(CNN) — White House Chief of Staff Mark Meadows said Sunday that the US Postal Service will not dismantle any mail-sorting machines between now and Election Day.
“Sorting machines between now and Election Day will not be taken off line,” Meadows told CNN’s Jake Tapper on “State of the Union.”
The postal service has come under criticism lately for dismantling some machines across the country and planning on more.
Chris Bentley, president of the National Postal Mail Handlers Union Local 297, which covers Kansas and part of Missouri, previously told CNN that postal management had already taken out four machines in Kansas City, two machines in Springfield, Missouri, and one machine in Wichita, Kansas.
Meadows told CNN that was not part of a new initiative but was part of a pre-planned reallocation.

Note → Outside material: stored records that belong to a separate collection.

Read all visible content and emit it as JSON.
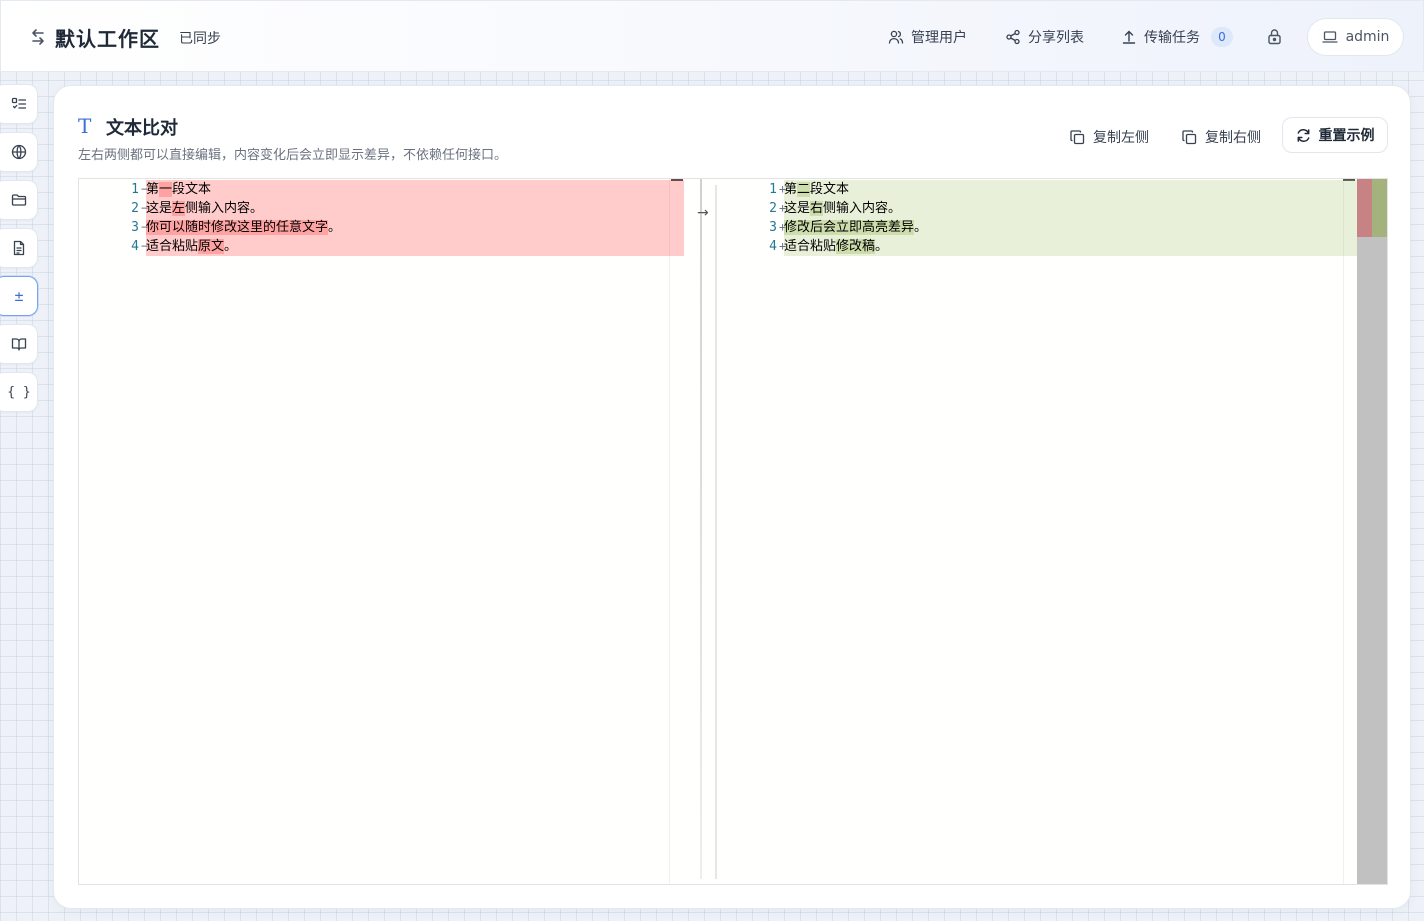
{
  "header": {
    "workspace_title": "默认工作区",
    "sync_status": "已同步",
    "manage_users": "管理用户",
    "share_list": "分享列表",
    "transfer_tasks": "传输任务",
    "transfer_count": "0",
    "user": "admin"
  },
  "sidebar": {
    "items": [
      {
        "icon": "list-check-icon"
      },
      {
        "icon": "globe-icon"
      },
      {
        "icon": "folder-icon"
      },
      {
        "icon": "document-icon"
      },
      {
        "icon": "plus-minus-icon",
        "label": "±",
        "active": true
      },
      {
        "icon": "book-icon"
      },
      {
        "icon": "braces-icon",
        "label": "{ }"
      }
    ]
  },
  "card": {
    "title": "文本比对",
    "subtitle": "左右两侧都可以直接编辑，内容变化后会立即显示差异，不依赖任何接口。",
    "copy_left": "复制左侧",
    "copy_right": "复制右侧",
    "reset_example": "重置示例"
  },
  "diff": {
    "left_lines": [
      {
        "num": "1",
        "mark": "−",
        "pre": "第",
        "changed": "一",
        "post": "段文本"
      },
      {
        "num": "2",
        "mark": "−",
        "pre": "这是",
        "changed": "左",
        "post": "侧输入内容。"
      },
      {
        "num": "3",
        "mark": "−",
        "pre": "",
        "changed": "你可以随时修改这里的任意文字",
        "post": "。"
      },
      {
        "num": "4",
        "mark": "−",
        "pre": "适合粘贴",
        "changed": "原文",
        "post": "。"
      }
    ],
    "right_lines": [
      {
        "num": "1",
        "mark": "+",
        "pre": "第",
        "changed": "二",
        "post": "段文本"
      },
      {
        "num": "2",
        "mark": "+",
        "pre": "这是",
        "changed": "右",
        "post": "侧输入内容。"
      },
      {
        "num": "3",
        "mark": "+",
        "pre": "",
        "changed": "修改后会立即高亮差异",
        "post": "。"
      },
      {
        "num": "4",
        "mark": "+",
        "pre": "适合粘贴",
        "changed": "修改稿",
        "post": "。"
      }
    ],
    "colors": {
      "deleted": "#ffcccc",
      "inserted": "#e9f0d8",
      "overview_deleted": "#c78383",
      "overview_inserted": "#a4b37e"
    }
  }
}
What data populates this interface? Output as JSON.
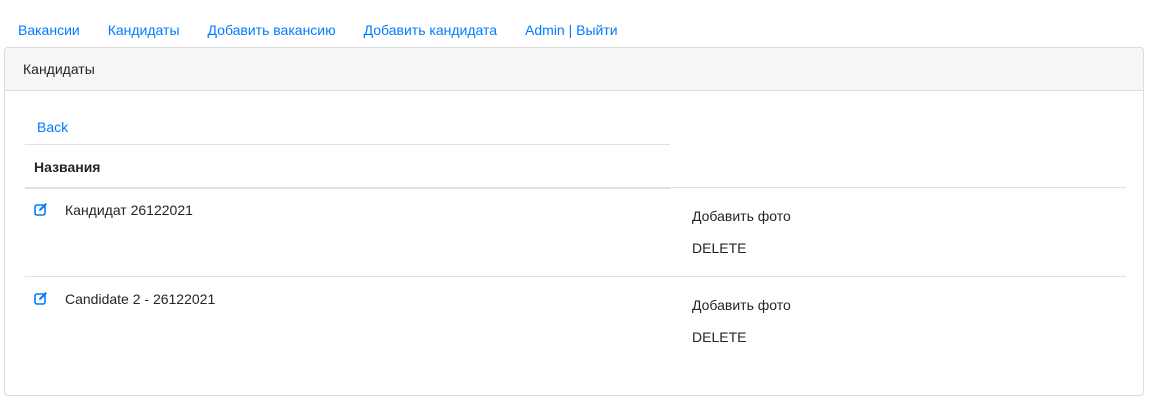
{
  "nav": {
    "items": [
      {
        "label": "Вакансии"
      },
      {
        "label": "Кандидаты"
      },
      {
        "label": "Добавить вакансию"
      },
      {
        "label": "Добавить кандидата"
      },
      {
        "label": "Admin | Выйти"
      }
    ]
  },
  "card": {
    "header": "Кандидаты",
    "back_label": "Back",
    "column_title": "Названия",
    "rows": [
      {
        "name": "Кандидат 26122021",
        "photo_label": "Добавить фото",
        "delete_label": "DELETE"
      },
      {
        "name": "Candidate 2 - 26122021",
        "photo_label": "Добавить фото",
        "delete_label": "DELETE"
      }
    ]
  },
  "icons": {
    "edit": "edit-icon"
  },
  "colors": {
    "link": "#007bff",
    "header_bg": "#f7f7f7",
    "border": "#dcdcdc"
  }
}
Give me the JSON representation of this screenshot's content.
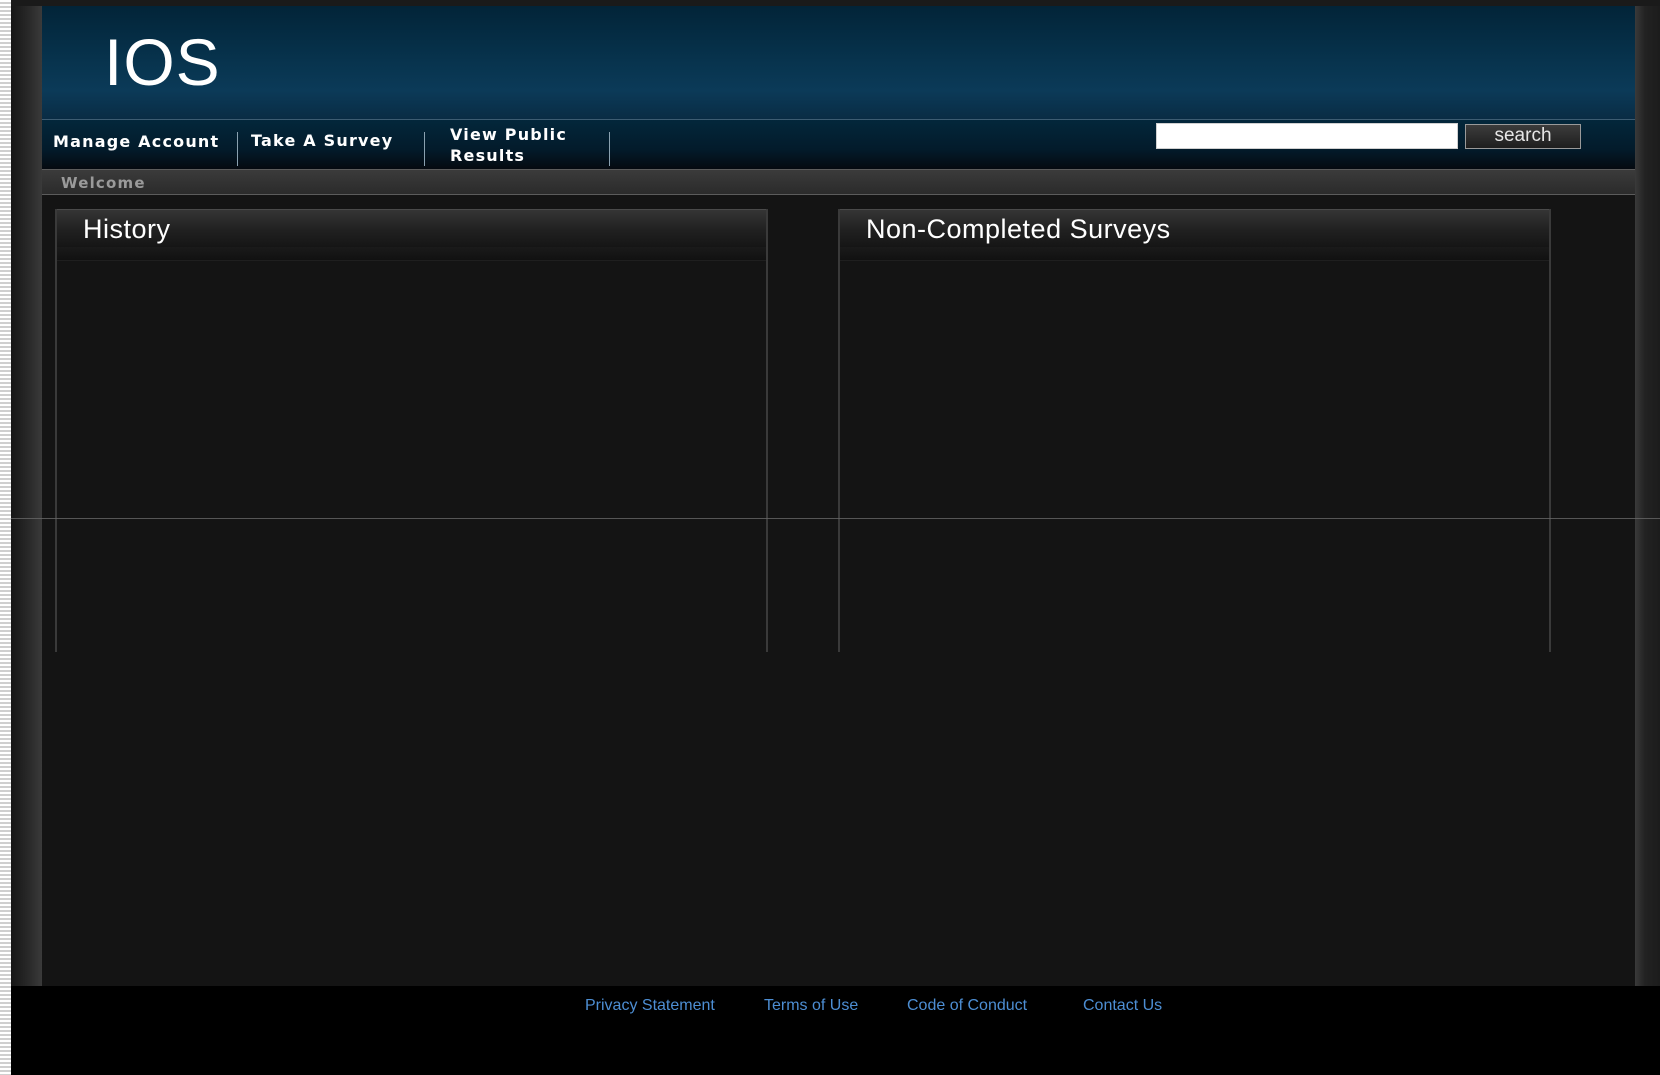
{
  "app": {
    "logo_text": "IOS"
  },
  "nav": {
    "items": [
      {
        "label": "Manage Account"
      },
      {
        "label": "Take A Survey"
      },
      {
        "label_line1": "View Public",
        "label_line2": "Results"
      }
    ]
  },
  "search": {
    "value": "",
    "placeholder": "",
    "button_label": "search"
  },
  "breadcrumb": {
    "current": "Welcome"
  },
  "panels": {
    "history": {
      "title": "History",
      "items": []
    },
    "non_completed": {
      "title": "Non-Completed Surveys",
      "items": []
    }
  },
  "footer": {
    "links": [
      {
        "label": "Privacy Statement"
      },
      {
        "label": "Terms of Use"
      },
      {
        "label": "Code of Conduct"
      },
      {
        "label": "Contact Us"
      }
    ]
  },
  "colors": {
    "header_blue": "#083550",
    "link_blue": "#4d8ed3",
    "panel_bg": "#141414"
  }
}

Documents obtained by CNN last week indicated 671 machines used to organize letters or other pieces of mail are slated for “reduction” in dozens of cities this year.
The USPS’s own document calls the move a “reduction” of equipment.
A letter sent Wednesday from the National Postal Mail Handlers Union to the Postal Service headquarters asked, “Why are these machines being removed?”
On Friday, the postal service, which is mired in longstanding funding problems, warned nearly all 50 states and Washington, DC, that mail-in ballots may not be received by election offices in time to be counted.
Postmaster General Louis DeJoy’s administration has slowed delivery, removed high-speed letter sorters from commission and issued a stark warning to election officials that mail-in ballots will no longer automatically be moved as priority mail. On top of that, the USPS has started reducing post office operating hours across several states, cut overtime for postal workers and removed some of their iconic blue letter collection boxes.
In the wake of what DeJoy is calling a “restructuring,” the agency’s inspector general is now reviewing these policy changes. Democrats are amping up demands that DeJoy rescind his changes and get the agency ready for the flood of mail-in ballots necessitated by the pandemic.